It's no big secret that Walmart is hurting many older retail chains such as Kmart and Sears. Both latter companies are struggling to stay afloat, trimming the fat by closing locations and restructuring current stores to look refreshed and up to speed with America's #1 retail giant. But now Sears and Kmart has come under fire for acquiring marketing data using spyware, and seems rather surprising given their need for consumer patronage.

Last week the Federal Trade Commission approved its final consent order against Sears Holding Management Company, the parent company of both Sears and Kmart. According to Ars Technica, the company must destroy all data gained from its "My SHC Community" program, and halt all incoming transmissions from the hidden spyware provided by the company currently  installed "in the wild." The program threw up a red flag as far back as early 2008, with security researchers declaring that Sears was after more than what was originally disclosed in the user agreement.

The voluntary "My SHC Community" survey collected the participant's online web browsing in exchange for $10. However, the program that participants installed collected more than just casual browsing, but rather transmitted the complete contents of a browsing session, including secure sessions. That meant Sears and Kmart collected personal data including bank accounts, credit cards, addresses, home telephone numbers and more. The installed software also collected non-Internet information about the participant's computer.
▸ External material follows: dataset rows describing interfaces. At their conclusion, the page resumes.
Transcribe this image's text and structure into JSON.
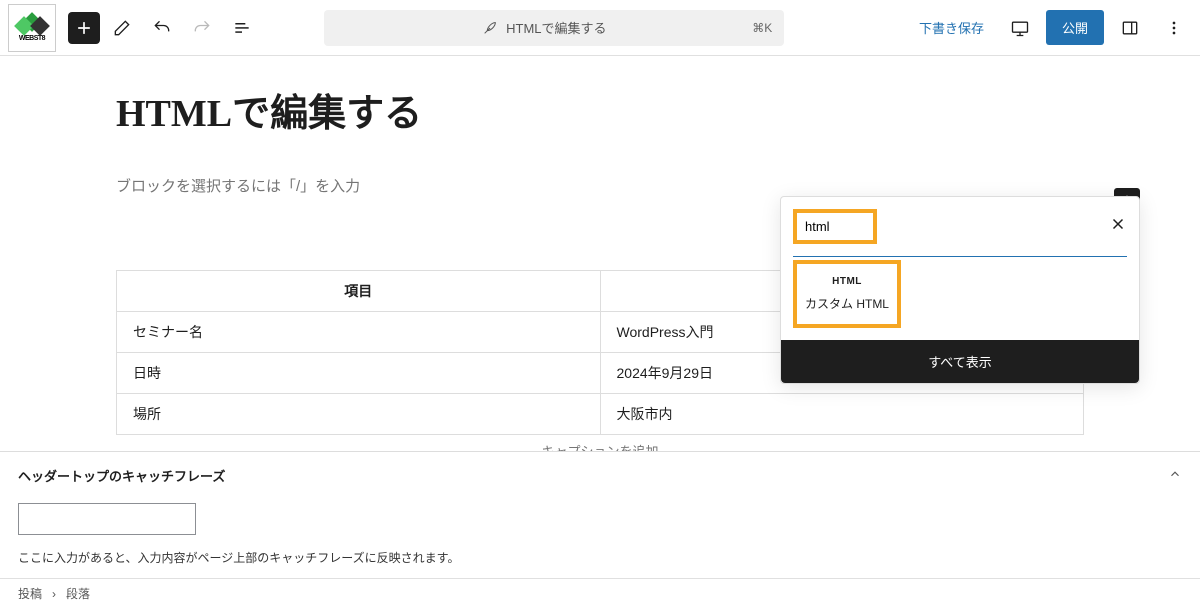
{
  "logo_text": "WEBST8",
  "toolbar": {
    "center_text": "HTMLで編集する",
    "shortcut": "⌘K",
    "draft_save": "下書き保存",
    "publish": "公開"
  },
  "editor": {
    "title": "HTMLで編集する",
    "block_prompt": "ブロックを選択するには「/」を入力"
  },
  "table": {
    "headers": [
      "項目",
      ""
    ],
    "rows": [
      {
        "label": "セミナー名",
        "value": "WordPress入門"
      },
      {
        "label": "日時",
        "value": "2024年9月29日"
      },
      {
        "label": "場所",
        "value": "大阪市内"
      }
    ],
    "caption": "キャプションを追加"
  },
  "inserter": {
    "search_value": "html",
    "block_icon_text": "HTML",
    "block_label": "カスタム HTML",
    "show_all": "すべて表示"
  },
  "metabox": {
    "title": "ヘッダートップのキャッチフレーズ",
    "description": "ここに入力があると、入力内容がページ上部のキャッチフレーズに反映されます。"
  },
  "breadcrumb": {
    "root": "投稿",
    "sep": "›",
    "current": "段落"
  }
}
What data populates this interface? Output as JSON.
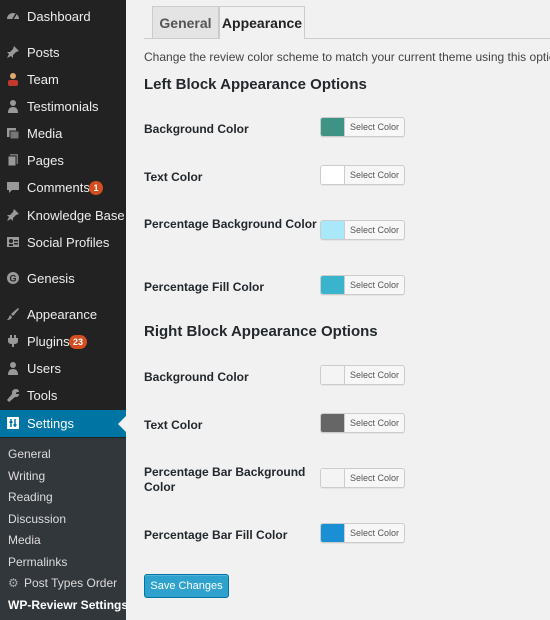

After an investigation, the FTC said that Sears disclosed its tracking intent, but did so in a confusing manner that appeared after a lengthy, multi-step registration process. "The agency charged that Sears did not "adequately disclose the scope of the tracking software's data collection," the FTC said. Sears has agreed to provide clearer disclosures, separate from any user license agreement, in future marketing programs.